- Embrace the truth that you can be right, or you can have the relationship, but perhaps not both.
The very need to prove that you are right displays more devotion to your thoughts, your feelings, and your ego then it does to investing in the relationship. The moment you begin to argue that you are right, you are inadvertently (or perhaps on purpose) saying to the person or group you were in conflict with… “I care about me and my position on this matter for more than I care about you or us.”
Not exactly conducive to healing or investing into the relationship!
People often ask, well why can’t I argue that I am right? My response is always the same. You can! But at the cost of your relationship. Just be honest with yourself about what is more important. If your being “Right” is the top priority, you must realize that you are purposefully damaging the relationship.
It takes for more courage to address your lack of commitment to the relationship in a healthy way than to hammer it with your “rightness.” Take the high road, and postpone the conversation, or stop yourself. I know this is difficult, but I am confident that you can and will do it
2. Realize there is no win unless there is a win/win.
There are many books and articles with titles similar to this… “There is no winning in healthy relationships.”
I understand the concept that there should be no time when one emerges feeling like a winner and the other emerges feeling like a loser. But in every conflict, there is a way for both to win.
Win/wins normally occur when both listen to the other respectfully, reflect back on what they have heard, and then share their perspective with calmness, respect, and kindness.
This opens the door to resolution and sets the momentum forward, which restores and instills hope into the relationship.
3. Learn and memorize the six magical words.
Here are the six magical words:
“I was wrong. Please forgive me.”
Then ZIP IT! (That’s a polite way to say shut up)
I know, I can read your mind at this moment… “Dr. Neecie, do you mean I really have to shut up and that I can’t explain why I was wrong?” Yes! That’s exactly what I mean. When you say, “I was wrong, please forgive me….” And then begin to defend and explain, the very act of defending and explaining begins to destroy the benefit of your six words! The magic is gone! I know! I know! I’m asking you to step up to great emotional and relationship maturity. It may seem like the most difficult thing you’ve ever done.
If it’s done for a pure and mature place, it will bring a beautiful connection.
If you do it while mockingly repeating the words and/or rolling your eyes, it conveys that you are going through the motions insincerely and that you truly are an opponent.
If you truly believe you are not wrong about your position or what you’ve done, you can replace the six magical words with 9 magical words:
“I have not handled this well, please forgive me. “
If you will press pause in the face of conflict and make sure these three foundational attitudes are in place, I can assure you that you will have a much different experience dealing with conflict.

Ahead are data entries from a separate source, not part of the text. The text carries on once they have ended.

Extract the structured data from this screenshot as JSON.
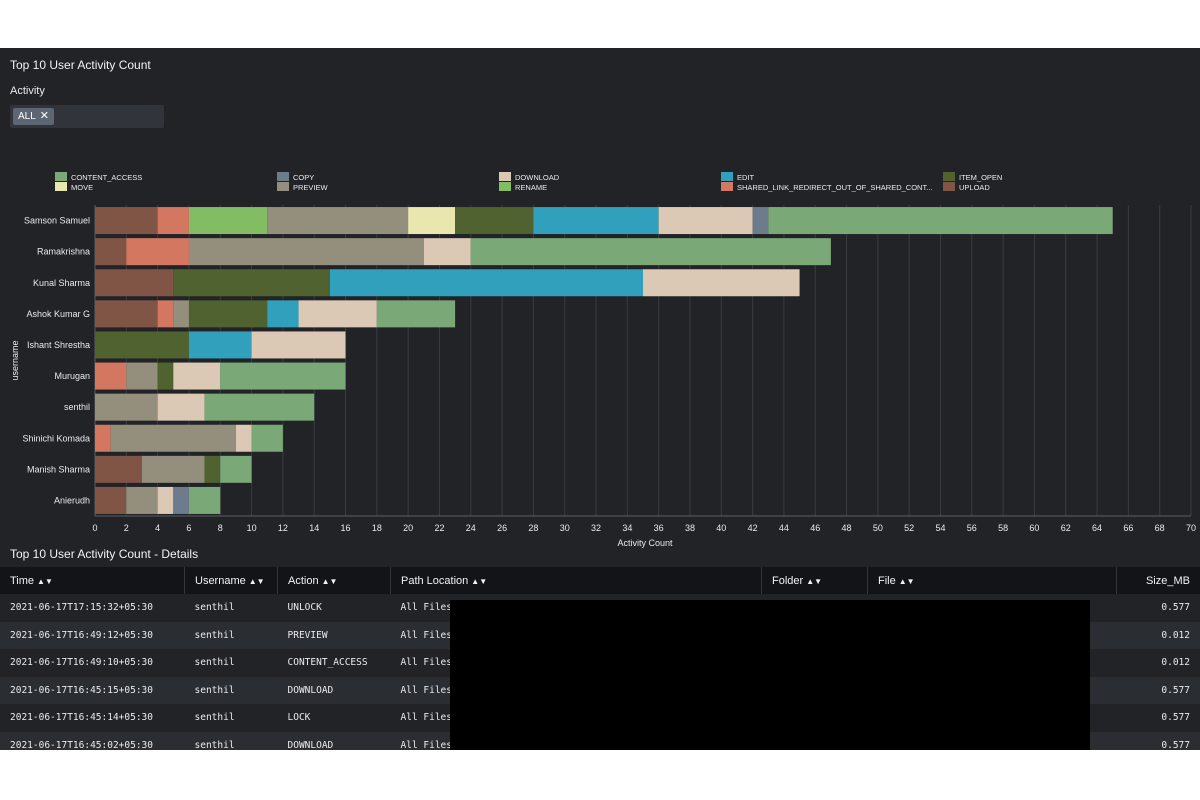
{
  "panel1": {
    "title": "Top 10 User Activity Count"
  },
  "filter": {
    "label": "Activity",
    "chip": "ALL"
  },
  "colors": {
    "CONTENT_ACCESS": "#7aa876",
    "MOVE": "#e9e7ae",
    "COPY": "#6c7c8c",
    "PREVIEW": "#948f7c",
    "DOWNLOAD": "#dbc9b6",
    "RENAME": "#83bd63",
    "EDIT": "#31a0bd",
    "SHARED_LINK_REDIRECT_OUT_OF_SHARED_CONTEXT": "#d47761",
    "ITEM_OPEN": "#4f6230",
    "UPLOAD": "#815546"
  },
  "chart_data": {
    "type": "bar",
    "orientation": "horizontal",
    "stacked": true,
    "xlabel": "Activity Count",
    "ylabel": "username",
    "xlim": [
      0,
      70
    ],
    "x_ticks": [
      "0",
      "2",
      "4",
      "6",
      "8",
      "10",
      "12",
      "14",
      "16",
      "18",
      "20",
      "22",
      "24",
      "26",
      "28",
      "30",
      "32",
      "34",
      "36",
      "38",
      "40",
      "42",
      "44",
      "46",
      "48",
      "50",
      "52",
      "54",
      "56",
      "58",
      "60",
      "62",
      "64",
      "66",
      "68",
      "70"
    ],
    "grid": true,
    "legend": "top",
    "legend_entries": [
      {
        "key": "CONTENT_ACCESS",
        "label": "CONTENT_ACCESS"
      },
      {
        "key": "MOVE",
        "label": "MOVE"
      },
      {
        "key": "COPY",
        "label": "COPY"
      },
      {
        "key": "PREVIEW",
        "label": "PREVIEW"
      },
      {
        "key": "DOWNLOAD",
        "label": "DOWNLOAD"
      },
      {
        "key": "RENAME",
        "label": "RENAME"
      },
      {
        "key": "EDIT",
        "label": "EDIT"
      },
      {
        "key": "SHARED_LINK_REDIRECT_OUT_OF_SHARED_CONTEXT",
        "label": "SHARED_LINK_REDIRECT_OUT_OF_SHARED_CONT..."
      },
      {
        "key": "ITEM_OPEN",
        "label": "ITEM_OPEN"
      },
      {
        "key": "UPLOAD",
        "label": "UPLOAD"
      }
    ],
    "categories": [
      "Samson Samuel",
      "Ramakrishna",
      "Kunal Sharma",
      "Ashok Kumar G",
      "Ishant Shrestha",
      "Murugan",
      "senthil",
      "Shinichi Komada",
      "Manish Sharma",
      "Anierudh"
    ],
    "series": [
      {
        "name": "UPLOAD",
        "values": [
          4,
          2,
          5,
          4,
          0,
          0,
          0,
          0,
          3,
          2
        ]
      },
      {
        "name": "SHARED_LINK_REDIRECT_OUT_OF_SHARED_CONTEXT",
        "values": [
          2,
          4,
          0,
          1,
          0,
          2,
          0,
          1,
          0,
          0
        ]
      },
      {
        "name": "RENAME",
        "values": [
          5,
          0,
          0,
          0,
          0,
          0,
          0,
          0,
          0,
          0
        ]
      },
      {
        "name": "PREVIEW",
        "values": [
          9,
          15,
          0,
          1,
          0,
          2,
          4,
          8,
          4,
          2
        ]
      },
      {
        "name": "MOVE",
        "values": [
          3,
          0,
          0,
          0,
          0,
          0,
          0,
          0,
          0,
          0
        ]
      },
      {
        "name": "ITEM_OPEN",
        "values": [
          5,
          0,
          10,
          5,
          6,
          1,
          0,
          0,
          1,
          0
        ]
      },
      {
        "name": "EDIT",
        "values": [
          8,
          0,
          20,
          2,
          4,
          0,
          0,
          0,
          0,
          0
        ]
      },
      {
        "name": "DOWNLOAD",
        "values": [
          6,
          3,
          10,
          5,
          6,
          3,
          3,
          1,
          0,
          1
        ]
      },
      {
        "name": "COPY",
        "values": [
          1,
          0,
          0,
          0,
          0,
          0,
          0,
          0,
          0,
          1
        ]
      },
      {
        "name": "CONTENT_ACCESS",
        "values": [
          22,
          23,
          0,
          5,
          0,
          8,
          7,
          2,
          2,
          2
        ]
      }
    ]
  },
  "panel2": {
    "title": "Top 10 User Activity Count - Details"
  },
  "table": {
    "columns": [
      "Time",
      "Username",
      "Action",
      "Path Location",
      "Folder",
      "File",
      "Size_MB"
    ],
    "rows": [
      [
        "2021-06-17T17:15:32+05:30",
        "senthil",
        "UNLOCK",
        "All Files",
        "",
        "",
        "0.577"
      ],
      [
        "2021-06-17T16:49:12+05:30",
        "senthil",
        "PREVIEW",
        "All Files",
        "",
        "",
        "0.012"
      ],
      [
        "2021-06-17T16:49:10+05:30",
        "senthil",
        "CONTENT_ACCESS",
        "All Files",
        "",
        "",
        "0.012"
      ],
      [
        "2021-06-17T16:45:15+05:30",
        "senthil",
        "DOWNLOAD",
        "All Files",
        "",
        "",
        "0.577"
      ],
      [
        "2021-06-17T16:45:14+05:30",
        "senthil",
        "LOCK",
        "All Files",
        "",
        "",
        "0.577"
      ],
      [
        "2021-06-17T16:45:02+05:30",
        "senthil",
        "DOWNLOAD",
        "All Files",
        "",
        "",
        "0.577"
      ]
    ]
  }
}
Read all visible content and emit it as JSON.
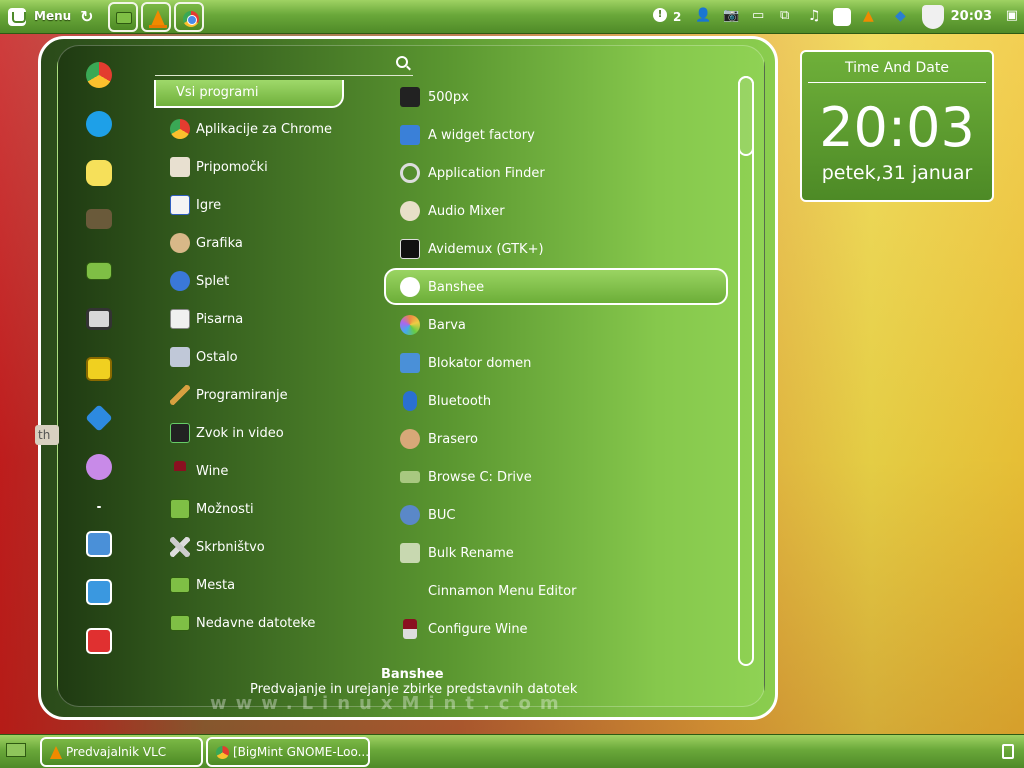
{
  "top_panel": {
    "menu_label": "Menu",
    "notification_count": "2",
    "clock": "20:03"
  },
  "menu": {
    "search": {
      "value": "",
      "placeholder": ""
    },
    "categories": [
      {
        "label": "Vsi programi",
        "selected": true
      },
      {
        "label": "Aplikacije za Chrome"
      },
      {
        "label": "Pripomočki"
      },
      {
        "label": "Igre"
      },
      {
        "label": "Grafika"
      },
      {
        "label": "Splet"
      },
      {
        "label": "Pisarna"
      },
      {
        "label": "Ostalo"
      },
      {
        "label": "Programiranje"
      },
      {
        "label": "Zvok in video"
      },
      {
        "label": "Wine"
      },
      {
        "label": "Možnosti"
      },
      {
        "label": "Skrbništvo"
      },
      {
        "label": "Mesta"
      },
      {
        "label": "Nedavne datoteke"
      }
    ],
    "applications": [
      {
        "label": "500px"
      },
      {
        "label": "A widget factory"
      },
      {
        "label": "Application Finder"
      },
      {
        "label": "Audio Mixer"
      },
      {
        "label": "Avidemux (GTK+)"
      },
      {
        "label": "Banshee",
        "selected": true
      },
      {
        "label": "Barva"
      },
      {
        "label": "Blokator domen"
      },
      {
        "label": "Bluetooth"
      },
      {
        "label": "Brasero"
      },
      {
        "label": "Browse C: Drive"
      },
      {
        "label": "BUC"
      },
      {
        "label": "Bulk Rename"
      },
      {
        "label": "Cinnamon Menu Editor"
      },
      {
        "label": "Configure Wine"
      }
    ],
    "selected_app": {
      "name": "Banshee",
      "description": "Predvajanje in urejanje zbirke predstavnih datotek"
    },
    "watermark": "www.LinuxMint.com"
  },
  "desklet": {
    "title": "Time And Date",
    "time": "20:03",
    "date": "petek,31 januar"
  },
  "side_tip": "th",
  "taskbar": {
    "tasks": [
      {
        "label": "Predvajalnik VLC"
      },
      {
        "label": "[BigMint GNOME-Loo..."
      }
    ]
  },
  "colors": {
    "accent": "#6aa83a",
    "accent_light": "#9fd263",
    "highlight": "#ffffff"
  }
}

These are the steps to conflict resolution that I use in my practice and in training life coaches. (You can click on the button below to download them). However, they always come accompanied with the warning: “trying these at home without first embracing the three magical steps listed above can be dangerous!” You must begin with three foundational secrets (which are actually truths and attitudes) before any of the steps to resolving conflict have any possibility of leaving to resolution.
I want to encourage you to “use” conflict to build relationships, because failing to do so will cause harm to and wound the relationship.
I have found through the years that once understood, people want to do things to build up and strengthen their relationships. This may take practice, and you may not get it perfect the first time or certainly not every time. Keep in mind that perfection is often the enemy of progress and growth.
Start today. Dedicate yourself to improving with each conflict. I believe you will, and I believe that you will see great growth in yourself, and a richer, sweeter relationship!